I mean, there’s literally nothing I could buy there, so why would I go there?
Which my editor totally got, but it has me thinking about how different my internal landscape of Nashville looks because I just know there are places that are off-limits to me. Or not off-limits. I’m not banned from them or anything. But we have nothing to do with each other. Those places aren’t for me and I can’t find anything for me in those places.
I don’t really mind that, though. Not in this day and age when the internet makes so many things available.
What I do mind is that there’s no real acknowledgement of their decision to exclude me and whether that’s moral.
Anyway, I guess I’ll learn some about these places.
My brother called me this morning to say that his grandson had been born and so now I am a great aunt. So far it feels awesome, except that the baby blanket I intended for them is still sitting in my dryer.
Y’all, I recorded a podcast episode, wrote an article, organized my photos for the book, cleaned my house, made some yarn, grocery shopped, got caught up on The Magnus Archives and almost finished this afghan.
I love this afghan so much. It’s kind of a mess, I guess, but all the yarn is so beautiful and I love how there’s so much to look at. I really hope the Professor likes it.
Yesterday I had such a good Thinking about America day, full of discussions about the American project and whether it can be salvaged.
I’m also listening to a podcast hosted by a wizard. I haven’t listened to it long enough to decide if I would recommend you listen to the podcast or not, but it’s interesting. His being a wizard is part actual magical belief and part performance art.
But a thing I do like about it is his goal is to move us all into a slightly better reality. He claims he’s not powerful enough to do much more than that, but that, if we all act with intention and verbalize that this is what we want and then make choices we hope will lead there, then, tada, there we’ll be.
Which is one of those things that is simultaneously so stupid and true.
But also maybe feels like what I can do about America that will actually have any effect.

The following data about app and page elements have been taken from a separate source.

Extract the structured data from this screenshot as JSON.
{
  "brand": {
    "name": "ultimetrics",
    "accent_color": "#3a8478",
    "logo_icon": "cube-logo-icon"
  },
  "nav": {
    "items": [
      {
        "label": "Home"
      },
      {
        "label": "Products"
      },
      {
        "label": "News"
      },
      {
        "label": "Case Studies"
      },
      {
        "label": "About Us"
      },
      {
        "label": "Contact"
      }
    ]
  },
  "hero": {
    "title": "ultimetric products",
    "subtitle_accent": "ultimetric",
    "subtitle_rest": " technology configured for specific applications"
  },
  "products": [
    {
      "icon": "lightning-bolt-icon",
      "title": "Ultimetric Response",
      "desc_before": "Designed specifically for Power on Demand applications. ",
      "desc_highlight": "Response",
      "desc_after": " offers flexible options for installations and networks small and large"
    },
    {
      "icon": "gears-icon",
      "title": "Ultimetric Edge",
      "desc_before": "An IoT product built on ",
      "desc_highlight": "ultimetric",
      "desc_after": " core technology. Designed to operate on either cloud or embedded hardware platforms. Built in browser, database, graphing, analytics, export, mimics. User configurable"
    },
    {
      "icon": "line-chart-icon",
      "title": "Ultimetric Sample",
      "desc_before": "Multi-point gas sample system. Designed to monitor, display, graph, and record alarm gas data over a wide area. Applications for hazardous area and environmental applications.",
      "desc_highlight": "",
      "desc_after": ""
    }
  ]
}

The Professor’s afghan has veered off in a different direction from the other Bauhaus blanket I made. We’re going to get back to the bottom pattern in a little bit, but first, I want some squares.
There’s something happening to me with this afghan that’s hard to explain, but I want to try anyway. Usually, when I make an afghan, I am following a pattern or I want the afghan to look a certain way.
But with this afghan, in part because I trust the Professor to at least appreciate the effort, I want the Professor to look at it certain ways. Look how this yarn I made looks when it’s this wide, next to this other yarn I made. Look at it running in this direction. Now look at it running in this other direction. Feel how the llama yarn is so soft. Feel all the bumps in the weird yarns.
And there is a feeling I have inside me that I can’t really name, but that I want The Professor and whoever else sees her afghan to also feel when they look at it.
I saw Jim Ridley yesterday, on Wedgewood, stumbling into the light from… I don’t know where. He was wearing a black suit and sun-glasses. He looked ovewhelmed. Maybe distressed.
I felt sick, like literally nauseous. I kept looking at him and I kept waiting for his features to resolve into something unfamiliar, the way they do when you’ve mistaken a stranger for a friend. Maybe it was because of the sunglasses, because I couldn’t see his eyes, but he never didn’t look like Jim anymore.
In order to keep from having a panic attack while I was driving, I had to go through all the reasons it couldn’t be Jim: I’ve never in my life seen Jim in a suit, let alone a black suit on a hot July day. But what if he were buried in one? Oh, right, he wasn’t buried. He was cremated.
And that let me go on. But it still unsettled the fuck out of me.
I know–I know–that was a real person. Someone who just weirdly resembled Jim and just happened to be knocking around a neighborhood he spent a lot of time in.
But man, I can’t shake the feeling that I’ve seen something you can’t go back from seeing.